As the gray and degraded landscape turned green, the group started raising seedlings again as a business purpose. Now, the adults started taking advice from this group on how they can create greenery in their own fallow land. Birbhum has no dirth of fallow land. This kind of real community asset building effort can be taken under NREG scheme.
|Saldiha, the Steps Towards Fertility|
Purulia, the land of undulated terrain, where annual rainfall varies between 1200 to 1600 mm. But almost the entire rain falls within a span of two to three months giving rise to a drought situation in the rest of the year. On the other hand, the raining months causes widespread erosion of topsoil. The rocky soil allows very little recharge of the underground water reserve. The long dry season often results in dried up ponds and wells. Only a single crop is possible during the rains. Scarcity of food and work forces men and women to migrate to resourceful districts. Those who stay back face starvation.
|The mixed cropping revolution in a fallow degraded plot|
Purulia, the land of Chhou dance but the crops doesn't dance to the tune of Madal throughout the year. Only during rainy days, paddy is the only crop they grow, sometime very few vegetables peeps out during winter. Mehi and Rangadi are 2 tribal dominated village, where 34 families came together to do community mixed cropping intervention in 25 bighas of fallow degraded land.

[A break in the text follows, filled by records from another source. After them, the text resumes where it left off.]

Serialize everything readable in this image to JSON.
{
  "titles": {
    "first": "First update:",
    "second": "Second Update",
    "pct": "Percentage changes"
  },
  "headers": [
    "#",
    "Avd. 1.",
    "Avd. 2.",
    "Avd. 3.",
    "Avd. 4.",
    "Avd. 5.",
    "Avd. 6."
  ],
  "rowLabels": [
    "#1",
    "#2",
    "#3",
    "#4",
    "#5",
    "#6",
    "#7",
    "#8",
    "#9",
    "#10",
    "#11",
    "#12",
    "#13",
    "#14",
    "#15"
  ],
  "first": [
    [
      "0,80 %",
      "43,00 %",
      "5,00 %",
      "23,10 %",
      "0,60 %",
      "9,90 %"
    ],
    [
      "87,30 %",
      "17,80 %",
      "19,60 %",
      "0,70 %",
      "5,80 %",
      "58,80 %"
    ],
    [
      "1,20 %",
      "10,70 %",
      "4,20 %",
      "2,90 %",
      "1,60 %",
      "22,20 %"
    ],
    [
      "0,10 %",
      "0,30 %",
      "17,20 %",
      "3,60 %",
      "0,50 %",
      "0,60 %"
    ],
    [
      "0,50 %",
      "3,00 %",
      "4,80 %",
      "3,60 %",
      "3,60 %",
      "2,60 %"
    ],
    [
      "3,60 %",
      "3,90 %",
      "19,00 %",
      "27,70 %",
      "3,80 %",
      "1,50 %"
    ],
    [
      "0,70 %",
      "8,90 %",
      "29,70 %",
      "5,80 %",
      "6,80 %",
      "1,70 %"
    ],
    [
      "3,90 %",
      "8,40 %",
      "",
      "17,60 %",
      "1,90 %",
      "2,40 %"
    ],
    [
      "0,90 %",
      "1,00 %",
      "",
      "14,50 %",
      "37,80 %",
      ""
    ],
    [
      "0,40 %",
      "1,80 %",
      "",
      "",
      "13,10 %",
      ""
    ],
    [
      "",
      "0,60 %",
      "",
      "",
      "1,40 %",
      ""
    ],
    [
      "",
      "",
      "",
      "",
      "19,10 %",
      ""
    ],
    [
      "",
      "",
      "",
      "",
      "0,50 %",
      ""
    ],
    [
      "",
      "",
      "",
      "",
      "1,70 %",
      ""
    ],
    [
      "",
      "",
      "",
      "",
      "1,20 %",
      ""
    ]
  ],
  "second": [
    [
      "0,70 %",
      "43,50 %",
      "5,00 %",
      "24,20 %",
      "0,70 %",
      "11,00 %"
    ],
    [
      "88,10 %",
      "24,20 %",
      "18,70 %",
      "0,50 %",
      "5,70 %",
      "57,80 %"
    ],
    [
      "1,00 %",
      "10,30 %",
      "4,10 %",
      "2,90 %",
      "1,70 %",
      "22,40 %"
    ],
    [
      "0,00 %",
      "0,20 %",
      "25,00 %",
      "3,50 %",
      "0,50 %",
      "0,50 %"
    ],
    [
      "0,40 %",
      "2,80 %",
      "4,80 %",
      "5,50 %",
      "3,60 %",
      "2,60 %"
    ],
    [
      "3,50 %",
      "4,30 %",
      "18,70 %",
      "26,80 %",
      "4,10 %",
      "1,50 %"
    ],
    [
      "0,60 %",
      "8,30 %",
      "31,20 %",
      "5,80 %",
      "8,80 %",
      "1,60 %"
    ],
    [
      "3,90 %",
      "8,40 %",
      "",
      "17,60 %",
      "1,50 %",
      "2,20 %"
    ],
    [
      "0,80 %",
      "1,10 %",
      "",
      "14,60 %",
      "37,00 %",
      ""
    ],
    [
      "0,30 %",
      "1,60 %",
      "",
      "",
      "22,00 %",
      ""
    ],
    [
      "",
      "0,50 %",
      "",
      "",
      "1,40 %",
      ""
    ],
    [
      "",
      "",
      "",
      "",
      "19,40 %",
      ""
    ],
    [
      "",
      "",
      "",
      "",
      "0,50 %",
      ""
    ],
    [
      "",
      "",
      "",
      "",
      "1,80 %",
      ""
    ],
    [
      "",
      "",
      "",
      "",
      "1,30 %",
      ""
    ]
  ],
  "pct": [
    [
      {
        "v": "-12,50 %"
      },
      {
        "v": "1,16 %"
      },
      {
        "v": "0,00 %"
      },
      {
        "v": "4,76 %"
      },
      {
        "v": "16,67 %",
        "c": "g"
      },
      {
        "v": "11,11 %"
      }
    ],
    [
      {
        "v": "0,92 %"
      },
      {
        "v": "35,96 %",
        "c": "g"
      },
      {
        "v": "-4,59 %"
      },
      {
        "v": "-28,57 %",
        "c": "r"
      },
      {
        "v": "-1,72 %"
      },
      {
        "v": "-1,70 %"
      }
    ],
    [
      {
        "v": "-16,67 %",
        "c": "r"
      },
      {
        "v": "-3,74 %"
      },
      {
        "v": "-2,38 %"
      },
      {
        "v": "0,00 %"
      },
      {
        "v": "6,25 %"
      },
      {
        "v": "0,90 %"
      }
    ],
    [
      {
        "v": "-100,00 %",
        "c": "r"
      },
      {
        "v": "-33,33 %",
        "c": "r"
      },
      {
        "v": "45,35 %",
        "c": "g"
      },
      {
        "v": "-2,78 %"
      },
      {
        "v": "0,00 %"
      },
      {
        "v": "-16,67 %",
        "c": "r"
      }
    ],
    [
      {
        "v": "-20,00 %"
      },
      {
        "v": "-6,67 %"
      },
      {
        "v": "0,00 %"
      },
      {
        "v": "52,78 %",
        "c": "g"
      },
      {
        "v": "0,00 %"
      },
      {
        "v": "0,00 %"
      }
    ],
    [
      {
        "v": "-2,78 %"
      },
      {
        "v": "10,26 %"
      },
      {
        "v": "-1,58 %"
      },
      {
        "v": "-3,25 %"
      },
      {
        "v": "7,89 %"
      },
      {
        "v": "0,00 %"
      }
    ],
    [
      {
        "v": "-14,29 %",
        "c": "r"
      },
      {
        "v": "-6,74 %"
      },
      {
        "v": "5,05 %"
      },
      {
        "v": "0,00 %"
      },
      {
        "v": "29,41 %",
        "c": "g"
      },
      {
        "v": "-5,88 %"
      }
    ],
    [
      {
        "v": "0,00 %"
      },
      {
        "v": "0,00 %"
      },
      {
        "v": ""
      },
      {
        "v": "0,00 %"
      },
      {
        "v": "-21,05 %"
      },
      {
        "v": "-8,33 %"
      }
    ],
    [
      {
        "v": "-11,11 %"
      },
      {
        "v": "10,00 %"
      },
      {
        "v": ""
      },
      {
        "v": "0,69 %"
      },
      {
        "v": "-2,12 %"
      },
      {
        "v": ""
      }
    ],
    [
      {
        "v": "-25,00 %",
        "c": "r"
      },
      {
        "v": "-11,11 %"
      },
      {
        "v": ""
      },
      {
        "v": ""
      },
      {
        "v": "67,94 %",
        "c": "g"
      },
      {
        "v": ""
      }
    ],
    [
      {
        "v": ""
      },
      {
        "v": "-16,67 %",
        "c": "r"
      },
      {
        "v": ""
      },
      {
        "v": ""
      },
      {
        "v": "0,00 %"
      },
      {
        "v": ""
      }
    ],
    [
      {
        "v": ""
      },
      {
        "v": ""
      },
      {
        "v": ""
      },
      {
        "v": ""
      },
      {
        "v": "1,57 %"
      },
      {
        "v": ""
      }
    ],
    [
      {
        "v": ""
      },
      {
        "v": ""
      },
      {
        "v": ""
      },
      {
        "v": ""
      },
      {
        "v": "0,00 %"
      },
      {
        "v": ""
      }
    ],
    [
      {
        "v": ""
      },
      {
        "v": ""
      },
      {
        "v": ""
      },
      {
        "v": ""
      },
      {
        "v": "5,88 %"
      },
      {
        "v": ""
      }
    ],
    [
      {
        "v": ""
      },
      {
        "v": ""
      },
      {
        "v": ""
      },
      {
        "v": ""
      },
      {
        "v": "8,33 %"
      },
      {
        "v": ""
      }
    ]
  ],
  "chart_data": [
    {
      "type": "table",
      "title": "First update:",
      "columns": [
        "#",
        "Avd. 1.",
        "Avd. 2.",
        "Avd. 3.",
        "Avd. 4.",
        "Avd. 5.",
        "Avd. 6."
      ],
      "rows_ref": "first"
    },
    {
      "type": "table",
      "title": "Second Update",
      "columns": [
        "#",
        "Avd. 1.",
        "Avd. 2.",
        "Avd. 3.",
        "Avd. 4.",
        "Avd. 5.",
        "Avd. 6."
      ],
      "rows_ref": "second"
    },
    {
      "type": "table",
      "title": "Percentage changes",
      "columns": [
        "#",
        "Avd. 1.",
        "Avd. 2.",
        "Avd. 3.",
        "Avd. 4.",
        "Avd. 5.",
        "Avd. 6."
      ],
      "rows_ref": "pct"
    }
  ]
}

|No Need of Lawyers, Anybody Can Register an RTI Application|
Public have a general idea that only lawyers can understand legal issues. But the Right to Information Act, 2005 is a people's-friendly act. It has been structured in such a way that any body can use this act to seek any information from the governmental or non-governmental organization. This act many times proves efficiency of the general public than advocates in application of the act.
One amongst the lot is the case of Mr. Subhash Nandi. For getting some information from the District Electricity Department of Jalpaiguri, he thought to utilize the Right to Information Act, 2005. But, in place of applying himself, he paid 10,500 rupees to one local advocate Mr. Debasis Karmakar. Ninety days had passed, but Mr. Nandi didn't receive any reply.
While he was fighting for getting information with the State Public Information Officer of the Information and Cultural Affairs department, Mr. Indra Bahadur Kumai, one social activist, Mr. Manik Singha voluntarily came to help him. Actually, he is working for promoting the Right to Information Act, 2005. After scrutinizing all the applications of Mr. Nandi, he pointed out the inadequacies. For example, Mr. Karmokar has given a postal order of 50 rupees in stead of giving court fee stamp of 10 rupees. Moreover, the RTI application letter was full of complains, no information was sought specifically.
Following Mr. Singha's advice, Mr. Nandi filed another RTI application in name of his daughter, Ms. Munni Nandi. Instantly, the District Electricity Department of Jalpaiguri refused to accept that application. But, at last, the State Public Information Officer was forced to accept the requisition for information. Within 7 days, Ms. Nandi got a reply from the SPIO that the Station Manager of Belakoba will supply information to her. But 30 days past and she got no information. However, after registering first appeal, Ms. Nandi at last received all desired information.
In the mean time that 'advocate' returned 9000 rupees to Mr. Nandi.